Preventing Deceptive Communications with Electors

Introduction


This report is in response to incidents that occurred during the 41st general election of May 2, 2011, involving deceptive communications with electors. While the investigation by the Commissioner of Canada Elections remains ongoing and the full scope of these incidents as well as the identity of persons involved remain to be established, the nature of the conduct that took place is well known. The public reaction to those incidents demonstrates the importance that Canadians attach to the integrity of their electoral process and the need to take steps to prevent a recurrence of such tactics in the future.

This report is the first of two thematic recommendations reports following the 41st general election. Given the importance of the matters at stake and the need to implement measures in time for the next general election, it was necessary to deal immediately with the issue of deceptive communications. A subsequent report will more broadly address the need to review and modernize the compliance and enforcement mechanisms in the Canada Elections Act with a view to making them more effective and better tailored to the regulatory nature of the regime. We plan to present this second report in the spring of 2014.

As indicated to the Standing Committee on Procedure and House Affairs on March 29, 2012, the purpose of this first report is to examine preventive and enforcement measures that should be taken to deal with deceptive communications. While some of the measures proposed in the report are administrative, the majority require legislative changes.

The report builds on a discussion paper released in early November 2012. In preparing the report, Elections Canada consulted Canadian electors and used the discussion paper to engage political parties as well as experts on the matters at play. The aim was to capture their concerns and insights with respect to communications with electors by Elections Canada and political entities, in the context of the electoral process.

A firm was retained to conduct a telephone survey with 1,011 electors within the general population. The purpose of the survey was to evaluate the opinions and attitudes of electors on a number of questions related to communications with electors. That survey was conducted from November 21 to December 2, 2012. The full report on the survey may be found on Elections Canada's website at www.elections.ca.

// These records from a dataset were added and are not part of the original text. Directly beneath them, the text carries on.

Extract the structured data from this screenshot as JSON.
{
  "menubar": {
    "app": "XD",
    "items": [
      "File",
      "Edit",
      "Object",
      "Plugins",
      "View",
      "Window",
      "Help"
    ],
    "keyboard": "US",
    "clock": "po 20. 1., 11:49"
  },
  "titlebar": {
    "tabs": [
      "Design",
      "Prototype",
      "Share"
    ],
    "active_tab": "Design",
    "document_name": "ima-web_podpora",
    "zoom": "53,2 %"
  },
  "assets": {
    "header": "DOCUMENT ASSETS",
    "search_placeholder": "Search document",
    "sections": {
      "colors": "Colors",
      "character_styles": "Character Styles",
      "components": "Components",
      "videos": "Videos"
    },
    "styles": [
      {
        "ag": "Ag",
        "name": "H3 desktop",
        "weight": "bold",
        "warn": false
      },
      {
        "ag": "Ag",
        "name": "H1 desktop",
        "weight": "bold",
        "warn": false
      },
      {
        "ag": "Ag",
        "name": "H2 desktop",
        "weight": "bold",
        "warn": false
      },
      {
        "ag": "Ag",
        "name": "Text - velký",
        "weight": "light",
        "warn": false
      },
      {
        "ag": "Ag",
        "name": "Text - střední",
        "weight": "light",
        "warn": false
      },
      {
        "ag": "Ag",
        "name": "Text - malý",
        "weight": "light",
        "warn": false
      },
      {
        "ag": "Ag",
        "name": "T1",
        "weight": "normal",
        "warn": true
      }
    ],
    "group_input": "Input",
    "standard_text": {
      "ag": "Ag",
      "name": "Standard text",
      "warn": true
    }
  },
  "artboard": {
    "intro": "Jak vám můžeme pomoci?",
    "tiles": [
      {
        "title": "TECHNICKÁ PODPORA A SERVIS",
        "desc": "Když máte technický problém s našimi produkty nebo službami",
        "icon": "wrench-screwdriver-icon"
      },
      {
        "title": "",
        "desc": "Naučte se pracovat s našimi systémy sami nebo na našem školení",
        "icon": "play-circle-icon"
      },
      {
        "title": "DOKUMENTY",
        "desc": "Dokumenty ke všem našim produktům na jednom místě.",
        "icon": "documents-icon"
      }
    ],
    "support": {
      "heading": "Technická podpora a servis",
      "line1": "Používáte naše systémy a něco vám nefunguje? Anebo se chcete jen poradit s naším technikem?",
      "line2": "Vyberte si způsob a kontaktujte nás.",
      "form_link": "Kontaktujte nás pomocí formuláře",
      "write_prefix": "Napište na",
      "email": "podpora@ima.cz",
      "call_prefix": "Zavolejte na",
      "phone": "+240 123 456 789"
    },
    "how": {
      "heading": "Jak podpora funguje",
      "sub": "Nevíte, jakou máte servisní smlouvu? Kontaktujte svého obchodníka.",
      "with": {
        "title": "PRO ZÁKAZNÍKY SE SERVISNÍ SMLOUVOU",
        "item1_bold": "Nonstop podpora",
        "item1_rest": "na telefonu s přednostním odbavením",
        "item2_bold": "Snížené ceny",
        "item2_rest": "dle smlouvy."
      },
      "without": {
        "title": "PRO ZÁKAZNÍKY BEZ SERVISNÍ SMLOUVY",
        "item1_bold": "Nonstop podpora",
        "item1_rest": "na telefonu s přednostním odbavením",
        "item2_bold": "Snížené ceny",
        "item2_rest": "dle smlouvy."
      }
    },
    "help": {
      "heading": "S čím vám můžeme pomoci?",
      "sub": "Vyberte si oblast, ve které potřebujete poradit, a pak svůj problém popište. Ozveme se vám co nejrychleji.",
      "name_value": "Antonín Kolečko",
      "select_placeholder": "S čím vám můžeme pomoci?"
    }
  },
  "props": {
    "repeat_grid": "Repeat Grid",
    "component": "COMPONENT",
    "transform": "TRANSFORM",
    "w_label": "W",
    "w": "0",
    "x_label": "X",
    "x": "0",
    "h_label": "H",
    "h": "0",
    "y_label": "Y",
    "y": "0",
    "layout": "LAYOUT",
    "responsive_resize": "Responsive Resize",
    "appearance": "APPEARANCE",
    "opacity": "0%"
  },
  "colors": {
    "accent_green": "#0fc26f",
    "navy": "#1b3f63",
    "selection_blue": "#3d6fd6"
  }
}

As well, Elections Canada entered into a contract with the Institute for Research on Public Policy (IRPP), a think tank based in Montréal, to convene and facilitate a day-long roundtable discussion with experts and practitioners from a range of disciplines. The purpose of this roundtable was to provide information and advice to the Chief Electoral Officer on how the Canadian electoral process could be improved in the future. A link to the report of the IRPP may also be found on Elections Canada's website at www.elections.ca.

In responding to the events that took place at the last election, it is important to achieve a proper balance between competing values and interests. New technology offers tremendous opportunities for political parties and candidates to gather information, in order to target and reach out to electors. More importantly, for electors, communications from and with candidates and parties are fundamental to their effective participation in the electoral process, which is the very essence of the right to vote. In both the survey of electors and the roundtable discussion, it was broadly recognized that the ability to effectively communicate with electors is critical. At the same time, however, Canadians and experts strongly endorse the view that respect for the privacy of electors and the preservation of trust in the integrity of the electoral process are essential.

In this regard, our regime needs to be improved. While political parties and candidates must continue to be able to communicate with electors effectively, measures are required to provide basic privacy protections and help prevent deceptive communications.

As well, the challenges experienced in investigating the deceptive calls that were made during the 41st general election have demonstrated the need for better tools to assist the Commissioner in conducting investigations. Recommendations are made in this report for tools that are already available in the federal context for other regulatory regimes and that are available to a number of electoral management bodies in other jurisdictions.

Of course, legislative measures alone cannot prevent improper conduct from taking place. All participants in the electoral process have a responsibility to act in a manner that respects and promotes democratic values and the rule of law.

For electors, the revelation of various scandals, at both the federal and provincial levels, involving illicit fundraising methods, abuse of spending limits and deceptive communications tactics, raises disturbing questions. The issue is not simply one of compliance with legal requirements, but also respect for values of fair play. The line separating conduct that is a normal part of a healthy and vigorous electoral competition from conduct that undermines the legitimacy of the election is at risk of becoming increasingly blurred and uncertain.

In this regard, the fact that, in the context of the survey referred to above, electors are more likely to indicate that they have not very much confidence (46%) or no confidence (10%) in federal political parties should be of concern to all. For this reason, the report goes beyond strict concerns over legal requirements and recommends that consideration be given to the adoption of codes of conduct by political parties that would set out rules of behaviour for political parties and their supporters.

But codes of conduct are not enough. The electoral legislation must be sufficiently robust, not only in terms of the penalties but also of the tools available to effectively uncover acts of wrongdoing. If it is not, there is a real danger that participants will increasingly take the position that it is more advantageous to ignore the rules than to respect them, particularly if they are under the impression that their opponents are not abiding by these rules. While trust in the electoral process remains high (85% as per the survey of electors), it should not be taken for granted. Ultimately, what is at stake is the ability of the electoral process to play its fundamental role of legitimizing political power.